MUNDT, WILLIAM J., R. W. Beck and Associates, Denver, CO
ABSTRACT: NPDES Permit Requirements in Gulf Coast Exploration and Production Areas
The Federal Government regulates discharges of pollutants into waters of the United States under the Clean Water Act (CWA) through issuance of permits under the National Pollutant Discharge Elimination System (NPDES). Anyone discharging pollutants directly into "waters of the United States" (almost any body of water, including lakes, rivers, streams, wetlands, or offshore waters) from a point source (e.g., oil and gas exploration and production facilities) is a direct discharger. Direct dischargers must have an NPDES permit that specifically allows them to discharge designated pollutants. The permit will normally list the pollutants that the facility may discharge, and limit the discharge of each pollutant on a monthly, weekly, or daily basis.
The EPA has developed NPDES requirements for facilities engaged in offshore oil and gas exploration and production. On September 30, 1992, Region 6 of the EPA issued a general NPDES permit for offshore operators within the Gulf of Mexico authorizing discharges in accordance with specific effluent limitations, monitoring requirements, and other conditions of the permit. A general NPDES permit was also formalized by Reunion 6 EPA in

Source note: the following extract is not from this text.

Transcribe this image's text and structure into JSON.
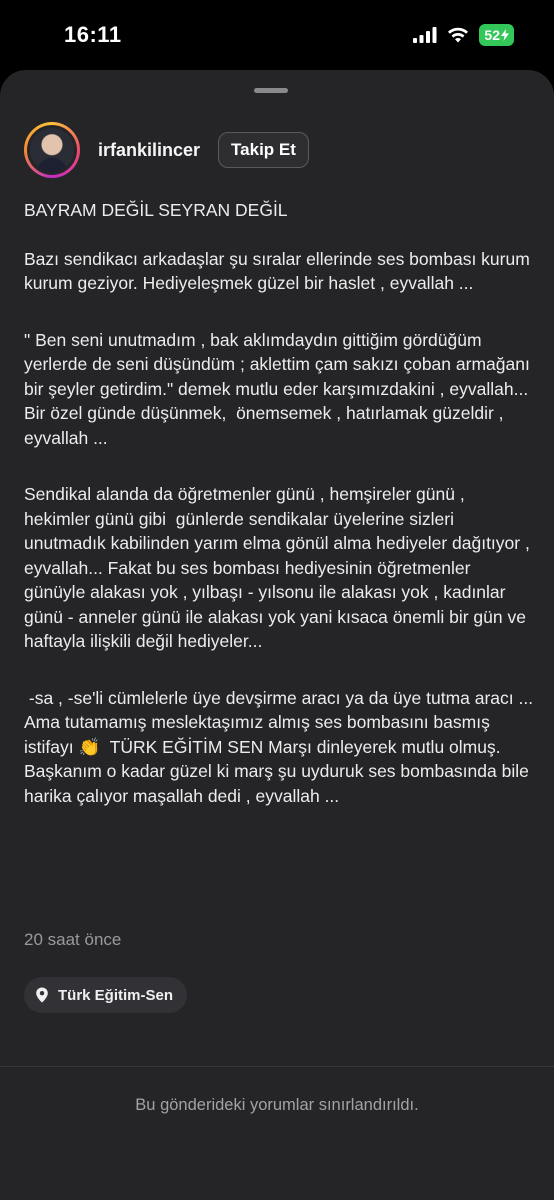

1991 for onshore oil and gas facilities. This "zero discharge" NPDES permit (prohibiting any discharge of pollutants into waters of the U.S.) is applicable to most onshore oil and gas facilities within Texas, Louisiana, New Mexico, and Oklahoma.
Failure to meet the requirements of a general or site-specific NPDES permit violates the law. The EPA and states with delegated permit authority can penalize violators through fines and imprisonment. Permitting authorities are becoming increasingly diligent in their enforcement efforts.
AAPG Search and Discovery Article #90989©1993 GCAGS and Gulf Coast SEPM 43rd Annual Meeting, Shreveport, Louisiana, October 20-22, 1993.